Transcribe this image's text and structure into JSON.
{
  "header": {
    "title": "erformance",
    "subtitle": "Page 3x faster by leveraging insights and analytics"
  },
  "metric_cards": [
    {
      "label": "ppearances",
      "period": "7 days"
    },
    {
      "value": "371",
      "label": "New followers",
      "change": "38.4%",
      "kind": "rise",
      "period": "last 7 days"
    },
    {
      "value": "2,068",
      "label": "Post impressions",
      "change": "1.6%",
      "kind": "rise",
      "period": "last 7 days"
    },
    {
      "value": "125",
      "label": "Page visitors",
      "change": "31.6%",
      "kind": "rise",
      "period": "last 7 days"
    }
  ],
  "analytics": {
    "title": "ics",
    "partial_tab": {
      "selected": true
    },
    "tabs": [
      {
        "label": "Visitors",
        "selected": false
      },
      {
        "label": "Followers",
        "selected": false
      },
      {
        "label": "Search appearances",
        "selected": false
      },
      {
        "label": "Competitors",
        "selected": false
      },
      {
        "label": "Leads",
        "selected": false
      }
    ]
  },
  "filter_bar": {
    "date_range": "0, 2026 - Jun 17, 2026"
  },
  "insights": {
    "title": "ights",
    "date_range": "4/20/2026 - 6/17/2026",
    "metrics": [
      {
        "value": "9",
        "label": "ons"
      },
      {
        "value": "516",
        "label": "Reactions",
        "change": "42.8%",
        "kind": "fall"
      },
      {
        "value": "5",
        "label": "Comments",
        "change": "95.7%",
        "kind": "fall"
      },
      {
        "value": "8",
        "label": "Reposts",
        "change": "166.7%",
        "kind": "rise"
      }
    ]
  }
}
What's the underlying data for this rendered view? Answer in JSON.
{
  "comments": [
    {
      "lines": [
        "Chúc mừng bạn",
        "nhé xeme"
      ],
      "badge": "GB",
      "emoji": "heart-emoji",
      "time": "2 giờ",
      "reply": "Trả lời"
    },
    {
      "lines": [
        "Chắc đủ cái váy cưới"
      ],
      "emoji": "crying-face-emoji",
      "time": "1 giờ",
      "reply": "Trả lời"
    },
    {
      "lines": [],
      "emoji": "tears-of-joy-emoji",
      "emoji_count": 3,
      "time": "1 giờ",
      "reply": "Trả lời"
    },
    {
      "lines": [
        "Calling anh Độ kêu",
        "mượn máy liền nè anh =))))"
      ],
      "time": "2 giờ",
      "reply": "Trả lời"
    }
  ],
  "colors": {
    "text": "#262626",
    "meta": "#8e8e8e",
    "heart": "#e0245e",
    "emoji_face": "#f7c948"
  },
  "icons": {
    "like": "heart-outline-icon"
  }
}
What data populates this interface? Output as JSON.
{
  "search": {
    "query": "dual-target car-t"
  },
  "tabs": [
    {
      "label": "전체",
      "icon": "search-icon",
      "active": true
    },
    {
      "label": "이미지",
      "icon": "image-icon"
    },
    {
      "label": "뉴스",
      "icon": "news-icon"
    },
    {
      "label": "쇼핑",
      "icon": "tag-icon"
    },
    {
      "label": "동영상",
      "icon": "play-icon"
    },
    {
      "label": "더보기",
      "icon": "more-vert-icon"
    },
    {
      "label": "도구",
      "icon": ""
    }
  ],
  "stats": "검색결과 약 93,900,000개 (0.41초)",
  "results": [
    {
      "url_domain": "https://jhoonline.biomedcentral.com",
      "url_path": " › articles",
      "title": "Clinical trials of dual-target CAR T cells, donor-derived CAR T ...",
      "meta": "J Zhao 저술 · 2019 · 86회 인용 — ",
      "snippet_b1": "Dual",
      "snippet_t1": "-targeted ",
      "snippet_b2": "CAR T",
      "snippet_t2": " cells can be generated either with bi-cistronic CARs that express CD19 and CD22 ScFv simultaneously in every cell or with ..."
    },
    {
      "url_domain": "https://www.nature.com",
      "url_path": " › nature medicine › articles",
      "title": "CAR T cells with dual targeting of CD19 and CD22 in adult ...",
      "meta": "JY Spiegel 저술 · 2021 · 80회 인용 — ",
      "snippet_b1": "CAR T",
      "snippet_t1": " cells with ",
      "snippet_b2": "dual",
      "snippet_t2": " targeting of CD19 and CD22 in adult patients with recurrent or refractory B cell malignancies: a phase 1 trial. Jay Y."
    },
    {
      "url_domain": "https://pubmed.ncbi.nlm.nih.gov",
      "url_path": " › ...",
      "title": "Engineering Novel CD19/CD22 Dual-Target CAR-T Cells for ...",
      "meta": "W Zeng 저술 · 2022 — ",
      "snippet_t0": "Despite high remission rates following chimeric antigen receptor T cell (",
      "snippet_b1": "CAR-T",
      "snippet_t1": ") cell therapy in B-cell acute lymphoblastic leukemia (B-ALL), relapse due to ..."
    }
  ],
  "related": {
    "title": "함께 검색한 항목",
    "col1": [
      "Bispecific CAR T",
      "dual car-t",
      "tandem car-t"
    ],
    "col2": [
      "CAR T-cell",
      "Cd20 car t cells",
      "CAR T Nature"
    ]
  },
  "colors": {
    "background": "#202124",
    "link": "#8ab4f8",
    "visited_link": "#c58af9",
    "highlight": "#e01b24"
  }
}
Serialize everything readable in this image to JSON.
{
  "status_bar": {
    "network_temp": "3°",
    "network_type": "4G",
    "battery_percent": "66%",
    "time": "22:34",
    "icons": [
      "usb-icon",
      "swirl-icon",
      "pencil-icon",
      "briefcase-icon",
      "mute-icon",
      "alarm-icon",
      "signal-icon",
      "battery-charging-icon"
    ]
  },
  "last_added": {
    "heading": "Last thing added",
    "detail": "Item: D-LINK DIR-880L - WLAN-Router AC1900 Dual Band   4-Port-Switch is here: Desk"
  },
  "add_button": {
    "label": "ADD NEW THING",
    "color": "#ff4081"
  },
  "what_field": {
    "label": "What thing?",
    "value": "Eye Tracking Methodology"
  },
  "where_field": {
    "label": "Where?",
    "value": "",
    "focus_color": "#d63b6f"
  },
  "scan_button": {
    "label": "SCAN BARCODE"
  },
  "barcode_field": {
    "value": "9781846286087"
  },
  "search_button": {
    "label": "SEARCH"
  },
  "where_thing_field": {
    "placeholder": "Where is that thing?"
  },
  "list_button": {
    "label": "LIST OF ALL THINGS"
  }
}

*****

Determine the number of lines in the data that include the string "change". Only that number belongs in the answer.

→ **Reply to the exercise**: 6